EXERCISE: The records below are to be repeated exactly, and their pictures left out.

Data about app and page elements:
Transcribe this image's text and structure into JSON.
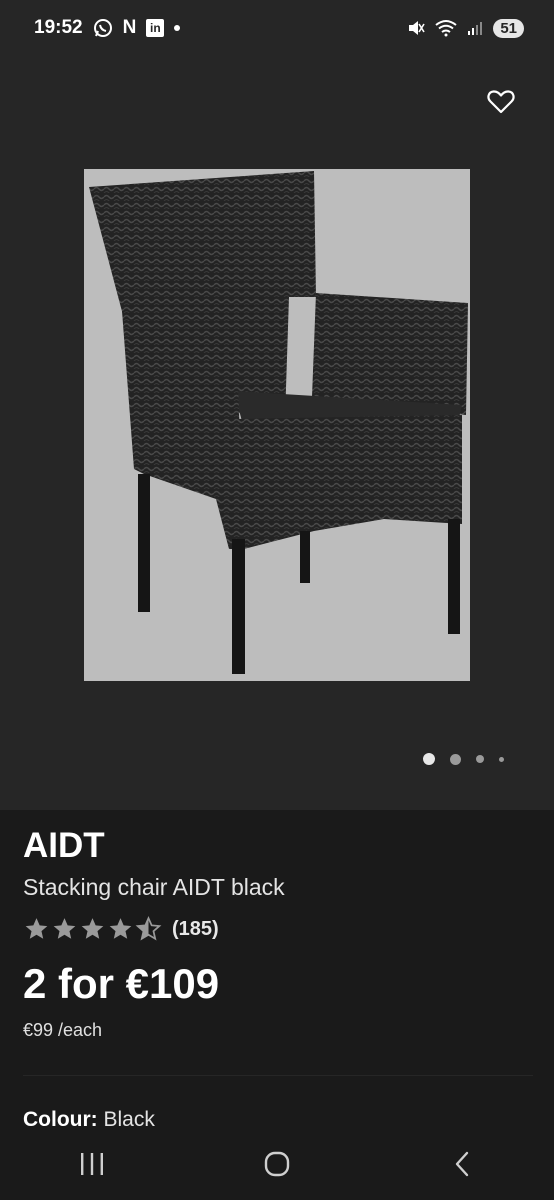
{
  "status_bar": {
    "time": "19:52",
    "notification_n": "N",
    "linkedin": "in",
    "battery": "51"
  },
  "product": {
    "brand": "AIDT",
    "name": "Stacking chair AIDT black",
    "rating_stars": 4.5,
    "rating_count": "(185)",
    "price_offer": "2 for €109",
    "unit_price": "€99 /each",
    "colour_label": "Colour:",
    "colour_value": "Black"
  },
  "gallery": {
    "image_count": 4,
    "active_index": 0
  },
  "icons": {
    "favourite": "heart-outline-icon",
    "nav_recents": "recents-icon",
    "nav_home": "home-icon",
    "nav_back": "back-icon"
  },
  "colors": {
    "background": "#1a1a1a",
    "panel": "#262626",
    "image_bg": "#bdbdbd",
    "star": "#9a9a9a"
  }
}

YOUR SOLUTION:
Transcribe this image's text and structure into JSON.
{
  "status_bar": {
    "time": "19:52",
    "notification_n": "N",
    "linkedin": "in",
    "battery": "51"
  },
  "product": {
    "brand": "AIDT",
    "name": "Stacking chair AIDT black",
    "rating_stars": 4.5,
    "rating_count": "(185)",
    "price_offer": "2 for €109",
    "unit_price": "€99 /each",
    "colour_label": "Colour:",
    "colour_value": "Black"
  },
  "gallery": {
    "image_count": 4,
    "active_index": 0
  },
  "icons": {
    "favourite": "heart-outline-icon",
    "nav_recents": "recents-icon",
    "nav_home": "home-icon",
    "nav_back": "back-icon"
  },
  "colors": {
    "background": "#1a1a1a",
    "panel": "#262626",
    "image_bg": "#bdbdbd",
    "star": "#9a9a9a"
  }
}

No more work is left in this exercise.